In short, Labour look like a party that is studiously avoiding the referendum right now. And that matters if Cameron is serious about trying to wrap up a deal in February.

Whether he can achieve that is very up in the air. The Polish suggestion that they could accept limits on free movement in return for support for a NATO base was probably more about Polish concerns about rebuilding some support in the EU after the installation of the PiS government, and indeed everyone seemed to step away from the reports when pressed, but it potentially opens up a new phase of discussions. Given the need for unanimity, every other member state has a strong incentive to name a price for agreement and that incentive only increases as other make their demands.

As White Wednesday noted yesterday, odds on a summer 2017 vote have shortened considerably of late, so many punters remain to be convinced that speedy resolutions are at hand. Given the track record of the government to date, such a delay is not at all unthinkable, even if it comes with some very dubious benefits.
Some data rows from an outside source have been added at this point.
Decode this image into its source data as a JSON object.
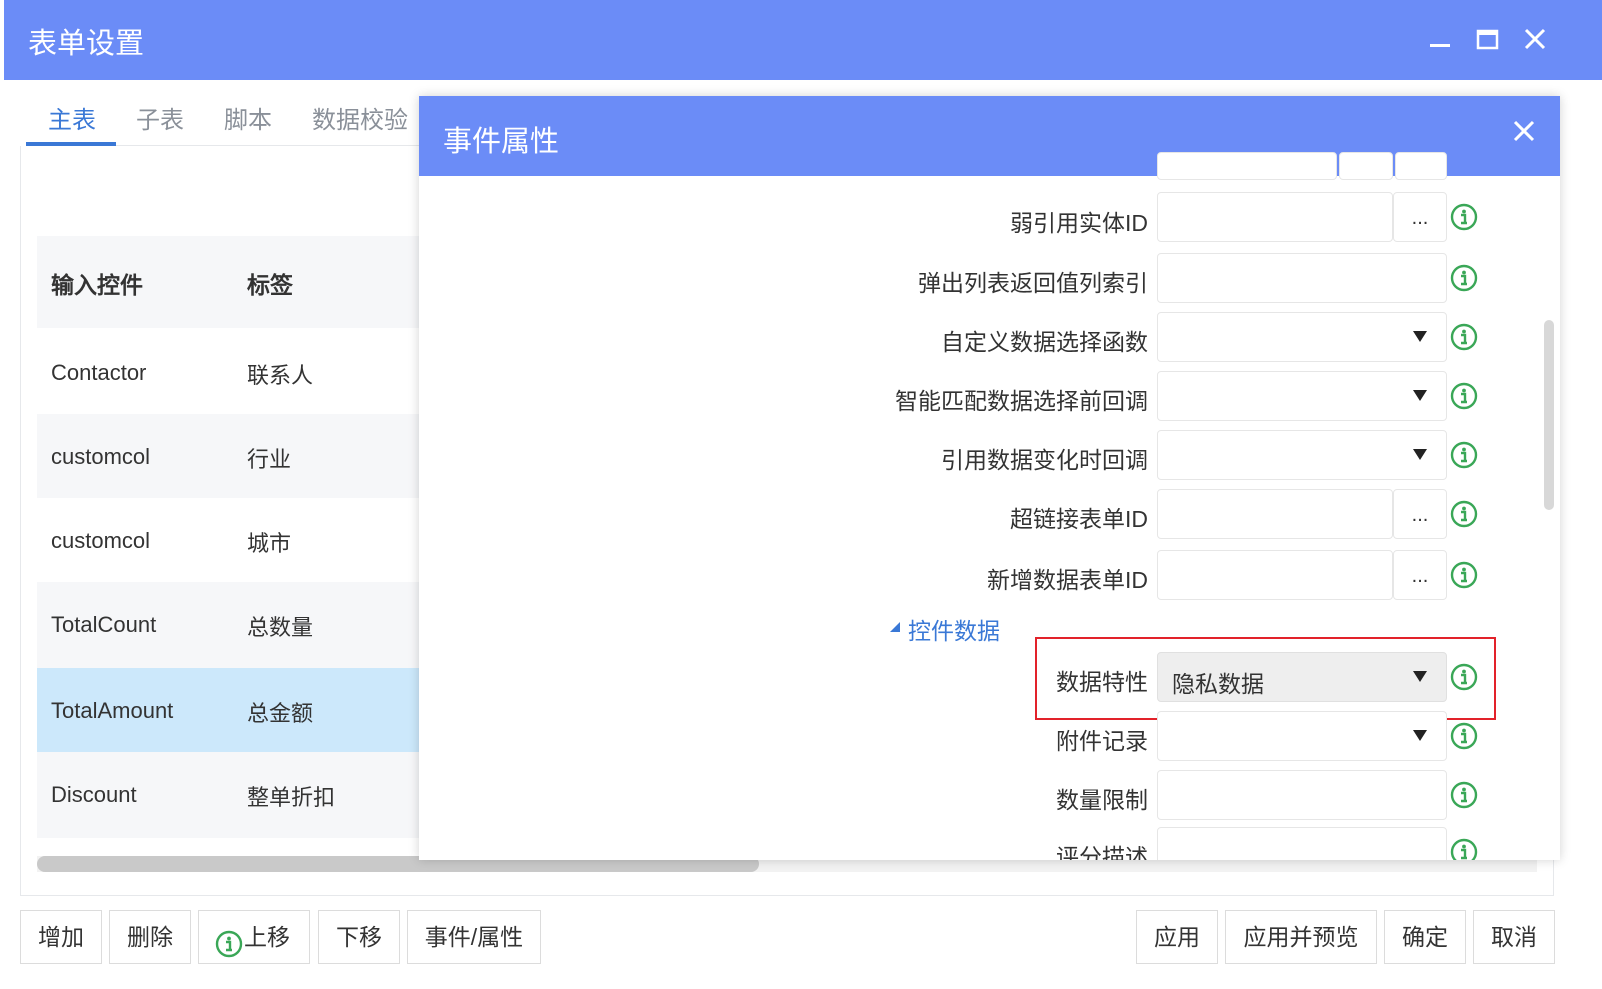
{
  "window": {
    "title": "表单设置"
  },
  "tabs": [
    {
      "label": "主表"
    },
    {
      "label": "子表"
    },
    {
      "label": "脚本"
    },
    {
      "label": "数据校验"
    }
  ],
  "grid": {
    "headers": {
      "control": "输入控件",
      "label": "标签"
    },
    "rows": [
      {
        "control": "Contactor",
        "label": "联系人"
      },
      {
        "control": "customcol",
        "label": "行业"
      },
      {
        "control": "customcol",
        "label": "城市"
      },
      {
        "control": "TotalCount",
        "label": "总数量"
      },
      {
        "control": "TotalAmount",
        "label": "总金额"
      },
      {
        "control": "Discount",
        "label": "整单折扣"
      }
    ]
  },
  "dialog": {
    "title": "事件属性",
    "fields": [
      {
        "label": "弱引用实体ID",
        "value": "",
        "type": "dots"
      },
      {
        "label": "弹出列表返回值列索引",
        "value": "",
        "type": "text"
      },
      {
        "label": "自定义数据选择函数",
        "value": "",
        "type": "select"
      },
      {
        "label": "智能匹配数据选择前回调",
        "value": "",
        "type": "select"
      },
      {
        "label": "引用数据变化时回调",
        "value": "",
        "type": "select"
      },
      {
        "label": "超链接表单ID",
        "value": "",
        "type": "dots"
      },
      {
        "label": "新增数据表单ID",
        "value": "",
        "type": "dots"
      }
    ],
    "section": {
      "label": "控件数据"
    },
    "section_fields": [
      {
        "label": "数据特性",
        "value": "隐私数据",
        "type": "select"
      },
      {
        "label": "附件记录",
        "value": "",
        "type": "select"
      },
      {
        "label": "数量限制",
        "value": "",
        "type": "text"
      },
      {
        "label": "评分描述",
        "value": "",
        "type": "text"
      }
    ],
    "dots_label": "..."
  },
  "footer": {
    "left": [
      "增加",
      "删除",
      "上移",
      "下移",
      "事件/属性"
    ],
    "right": [
      "应用",
      "应用并预览",
      "确定",
      "取消"
    ]
  },
  "colors": {
    "titlebar": "#6b8cf7",
    "tab_active": "#3a78d6",
    "selected_row": "#cce8fb",
    "highlight_border": "#e2222a",
    "info_icon": "#3aa757"
  }
}
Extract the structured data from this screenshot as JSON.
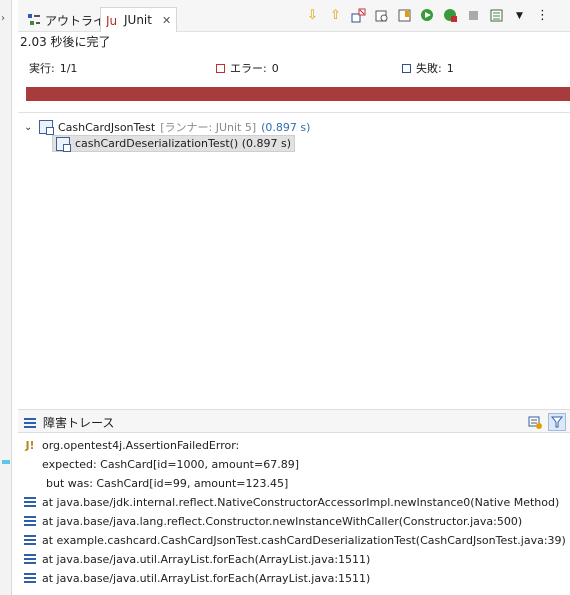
{
  "tabs": {
    "outline_label": "アウトライン",
    "junit_label": "JUnit"
  },
  "icons": {
    "outline": "outline-icon",
    "junit": "junit-icon",
    "close": "close-icon"
  },
  "status": {
    "text": "2.03 秒後に完了"
  },
  "counters": {
    "runs_label": "実行:",
    "runs_value": "1/1",
    "errors_label": "エラー:",
    "errors_value": "0",
    "failures_label": "失敗:",
    "failures_value": "1"
  },
  "progress": {
    "status": "failed",
    "fraction": 1.0,
    "color": "#a83c3c"
  },
  "tree": {
    "root_name": "CashCardJsonTest",
    "root_runner": "[ランナー: JUnit 5]",
    "root_time": "(0.897 s)",
    "child_name": "cashCardDeserializationTest() (0.897 s)"
  },
  "trace": {
    "title": "障害トレース",
    "lines": [
      "org.opentest4j.AssertionFailedError:",
      "expected: CashCard[id=1000, amount=67.89]",
      "but was: CashCard[id=99, amount=123.45]",
      "at java.base/jdk.internal.reflect.NativeConstructorAccessorImpl.newInstance0(Native Method)",
      "at java.base/java.lang.reflect.Constructor.newInstanceWithCaller(Constructor.java:500)",
      "at example.cashcard.CashCardJsonTest.cashCardDeserializationTest(CashCardJsonTest.java:39)",
      "at java.base/java.util.ArrayList.forEach(ArrayList.java:1511)",
      "at java.base/java.util.ArrayList.forEach(ArrayList.java:1511)"
    ]
  },
  "colors": {
    "failure_bar": "#a83c3c",
    "time_text": "#2f6fb0",
    "accent_blue": "#2f5fa8"
  }
}
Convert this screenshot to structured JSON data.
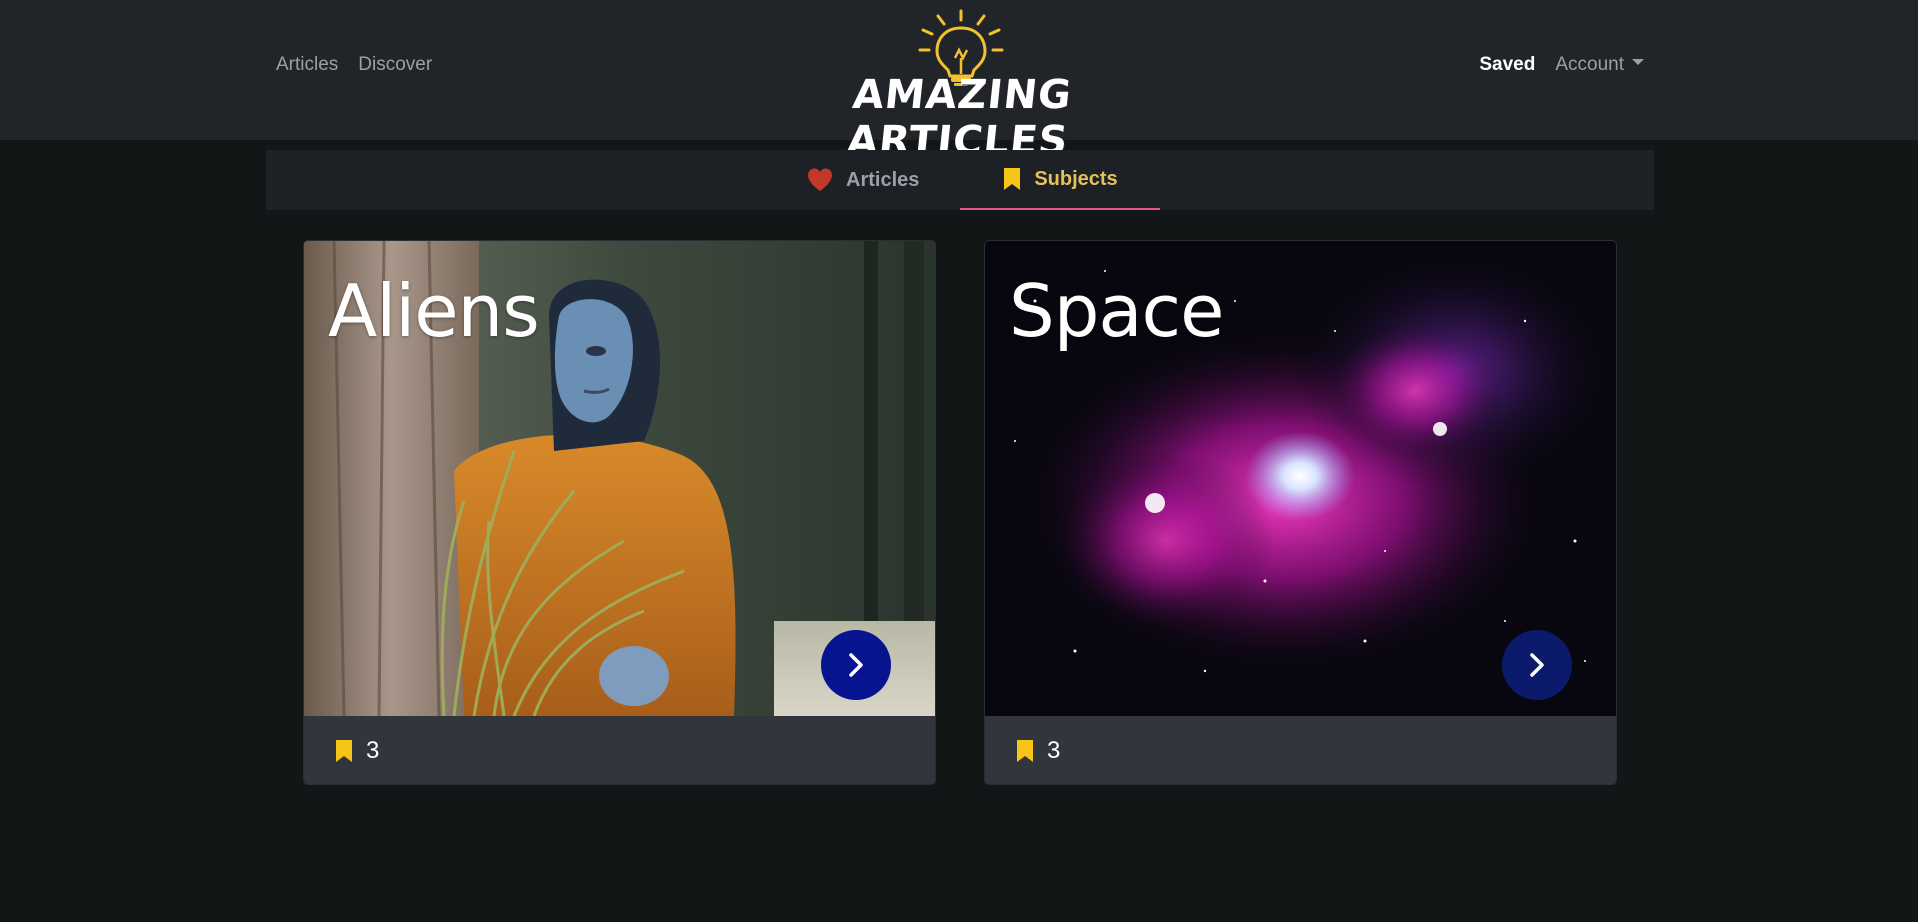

Whatever’s happening, there is a sense that things are picking up some speed: both sides are getting into the swing of campaigning, with videosjoint op-eds and the rest. To that list I will also add my own news, namely that during 2016 I will be a Senior Fellow of the ESRC’s “UK in a Changing Europe” programme, working on the campaign materials around the referendum, as well as more generally trying to help inform the public debate. There’s a lot planned, so I’ll keep you updated about events as we do.

And remember, it all has to be over by Christmas. 2017.

The post Gear-shifting the referendum? appeared first on Ideas on Europe.

Categories: European Union